We all know mustangs are beautiful animals, but every now and then, we see a wild horse with something special. There's Picasso, a wild stallion with an inspiring legacy of freedom, and now iHeartHorses would like to introduce you to Cirrus. Rounded up by the Bureau of Land Management in 2018, this pinto mare is easily recognized by her incredible markings.
A representative with American Wild Horse Campaign (AWHC) first noticed Cirrus' unique coat pattern while observing wild horses in Burns, Oregon. You don't have to look too closely to spot what exactly makes Cirrus so special. The white patch on her neck clearly resembles a horse—including a perfectly placed brown eye and a flowing white mane.
When looking at Cirrus from the side, it gives the illusion of two horses galloping side by side.
Seeing Cirrus live wild and free was a remarkable experience, but the beautiful mare's life changed forever when helicopters descended on her herd.
In a continued effort to manage wild horse populations in the western United States, the BLM conducted one of their many roundups in 2018. Cirrus happened to be one of 846 wild horses that were taken from their home lands and transported to government holding facilities.
While some of the feral horses and burros captured by the BLM are successfully adopted into good homes, it's common knowledge that many of the horses suffer from much different fates.
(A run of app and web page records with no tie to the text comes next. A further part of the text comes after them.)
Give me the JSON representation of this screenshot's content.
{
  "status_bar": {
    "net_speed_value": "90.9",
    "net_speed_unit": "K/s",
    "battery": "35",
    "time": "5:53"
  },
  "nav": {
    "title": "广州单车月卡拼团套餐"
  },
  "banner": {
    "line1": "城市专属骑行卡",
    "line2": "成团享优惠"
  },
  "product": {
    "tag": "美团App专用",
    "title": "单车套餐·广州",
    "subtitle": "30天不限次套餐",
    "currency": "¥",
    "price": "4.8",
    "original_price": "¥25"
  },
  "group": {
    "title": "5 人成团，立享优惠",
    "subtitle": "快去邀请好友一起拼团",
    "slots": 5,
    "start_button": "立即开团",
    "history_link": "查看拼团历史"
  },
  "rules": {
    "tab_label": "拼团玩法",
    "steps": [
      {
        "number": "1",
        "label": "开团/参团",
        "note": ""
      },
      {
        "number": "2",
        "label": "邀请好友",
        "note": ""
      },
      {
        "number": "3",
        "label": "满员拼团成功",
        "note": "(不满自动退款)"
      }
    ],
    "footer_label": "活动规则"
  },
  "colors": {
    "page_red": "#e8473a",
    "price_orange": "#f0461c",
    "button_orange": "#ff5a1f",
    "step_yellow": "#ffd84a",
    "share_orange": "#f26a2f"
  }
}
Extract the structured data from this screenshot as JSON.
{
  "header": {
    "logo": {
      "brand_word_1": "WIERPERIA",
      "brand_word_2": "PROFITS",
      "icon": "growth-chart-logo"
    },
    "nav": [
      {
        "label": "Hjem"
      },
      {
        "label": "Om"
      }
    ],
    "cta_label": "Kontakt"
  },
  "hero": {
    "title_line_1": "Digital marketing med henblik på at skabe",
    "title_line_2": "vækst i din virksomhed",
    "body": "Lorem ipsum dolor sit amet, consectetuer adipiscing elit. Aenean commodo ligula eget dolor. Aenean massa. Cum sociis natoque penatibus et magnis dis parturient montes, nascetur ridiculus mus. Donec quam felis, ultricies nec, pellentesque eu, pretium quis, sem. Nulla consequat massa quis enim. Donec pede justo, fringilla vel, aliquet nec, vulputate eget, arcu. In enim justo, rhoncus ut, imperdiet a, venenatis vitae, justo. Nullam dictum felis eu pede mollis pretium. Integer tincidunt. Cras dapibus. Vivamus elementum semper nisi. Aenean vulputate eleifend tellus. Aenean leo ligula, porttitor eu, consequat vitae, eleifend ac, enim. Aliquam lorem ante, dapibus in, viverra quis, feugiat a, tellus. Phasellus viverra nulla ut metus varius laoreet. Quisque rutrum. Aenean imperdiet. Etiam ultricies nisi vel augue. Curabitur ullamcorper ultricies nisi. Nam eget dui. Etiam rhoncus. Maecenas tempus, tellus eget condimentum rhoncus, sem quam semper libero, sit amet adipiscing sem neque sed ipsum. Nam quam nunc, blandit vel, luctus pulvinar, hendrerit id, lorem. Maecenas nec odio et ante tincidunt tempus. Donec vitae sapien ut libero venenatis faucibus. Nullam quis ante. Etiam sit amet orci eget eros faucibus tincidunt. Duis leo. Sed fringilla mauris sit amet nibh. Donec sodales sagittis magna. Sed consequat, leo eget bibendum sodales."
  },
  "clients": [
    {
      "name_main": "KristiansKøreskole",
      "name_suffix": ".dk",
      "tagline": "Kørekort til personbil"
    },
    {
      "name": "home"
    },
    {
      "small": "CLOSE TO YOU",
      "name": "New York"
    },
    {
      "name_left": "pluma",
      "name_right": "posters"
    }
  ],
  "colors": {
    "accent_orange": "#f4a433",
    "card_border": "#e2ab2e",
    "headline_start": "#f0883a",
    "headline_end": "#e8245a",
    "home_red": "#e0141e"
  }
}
AWHC is an organization dedicated to defending America's wild horse populations and preserving their habitat. When they heard Cirrus's future was at risk, they worked hard to secure her a better life.
Two years after she was captured, Cirrus is finally safe.
AWHC joined forces with a wild horse sanctuary in Northern California called Montgomery Creek Ranch. With 2,000 acres of pristine habitat, Montgomery Creek Ranch is where wild horses and burros reclaim their freedom. They take in horses with nowhere else to go, and over 200 wild horses are currently living completely free within the safety of the sanctuary. The organization also has a training program for certain younger horses with potential to be adopted.
In March 2020, Cirrus finally arrived at Montgomery Creek Ranch ready to start fresh.
Despite living the majority of her life away from humans, ranch caretakers found Cirrus to be surprisingly calm and gentle. She's now 10 years old, and wild horse advocates believe her story needs to be told. It's the same story that happens over and over as wild horse territory is continually restricted.
Montgomery Creek Ranch and AWHC believe Cirrus could be an ambassador for all wild horses. At the ranch, Cirrus' caretakers have started to gently get her used to being around humans. With her natural curiosity and calm nature, the gorgeous mare has already decided that some humans aren't so bad.
Cirrus has been at the ranch for only a few months, and videos sent to iHeartHorses from Montgomery Creek Ranch show her progress.
Video Courtesy of Montgomery Creek Ranch
Above all, Cirrus' happiness is top priority.
Her caretakers will let her decide whether she wants to move forward with training or live with minimal human contact within the large herd at the sanctuary. Either way, the important thing is that the mustang with incredible markings is safe, and her future is secure. The next step is spreading the word and saving even more wild horses.